My definition of intrinsic value is simple and unoriginal: it is the present value of predicted future cash flows for the business. There is admittedly a lot of uncertainty in this definition (present value depends on your discount rate and any prediction of the future is likely to be riddled with errors), but this uncertainty can be partly mitigated by having adequate diversification and a large “margin of safety” in the purchase price.
For example, maybe you think a company is worth $10, but there is a wide range of uncertainty around your estimate, so you force yourself to wait until it drops to $7. It seems odd that the “true value” of a company should fluctuate so much in an “efficient market,” but in my experience you can almost always buy a company at the right price if you are patient enough.
This process can be frustrating in that you may miss out on some opportunities. Perhaps the stock price drops to $7.50, but your arbitrary purchase threshold is $7. You never buy in, and the stock subsequently goes up to $15. You miss out on gains because you were too conservative.
On the other hand, if you buy in at $10, and the stock goes down to $7, you’ve lost 30%. Perhaps your initial estimate of fair value was wrong, and it turns out the company is worth far less than you thought. In this case, you may suffer a permanent loss of capital.
By consistently demanding a margin of safety in your purchase price, you might forgo the opportunities for some gains, but should also avoid the potential for large losses. This approach seems straightforward, but it is hard to execute when emotionally bombarded with hyperbolic daily news and large, volatile market swings. It is also easy relax your standards by selling yourself narratives grounded in hope:
“This is a great company, so I should be willing to relax my standards a bit”

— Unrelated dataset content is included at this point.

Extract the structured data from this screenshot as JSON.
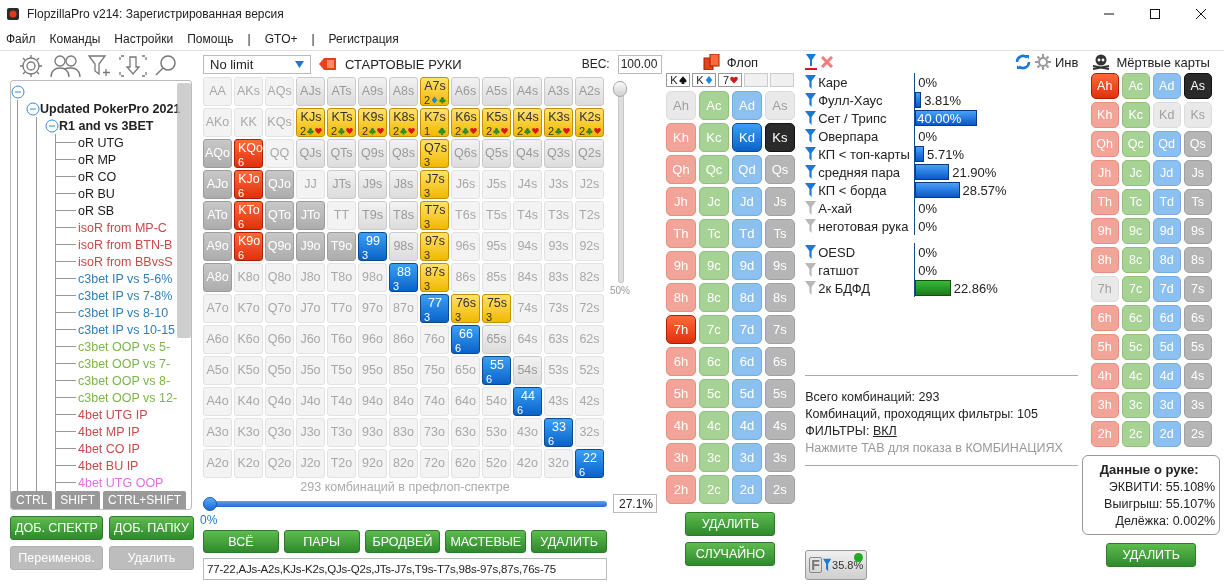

“The stock price has fallen 80%, so the company must be cheap now”
“The company is unprofitable now, but it will be profitable in the future”
“There is no other alternative”
“This time is different”
Another way of looking at margin of safety is that it protects you against the downside from your own “objective ignorance” - basically, the idea that there are things about the future that are simply unknowable (i.e. war, pandemics, inflation). If you believe that any prediction about a business’s prospects contains some irreducible, unknowable uncertainty, then a margin of safety gives you a buffer against potential downside that you fail to anticipate.
The danger is that you are overly conservative for too long a time, and that you miss out on the historical tendency for the market to rise over long periods of time. Still, this risk might be overstated: the S&P 500 has lagged the return on treasury bills from 1929-1947, 1966-1985, and 2000-2013, 50 out of 84 years.
This post is just a reminder to myself that the strategy is pretty simple:
Calculate the intrinsic value of a company
Wait until there is an attractive margin of safety before purchasing shares
Don’t commit any unforced errors by having a bias for action, fear of missing out, or instinct to follow the crowd
Simple, not easy.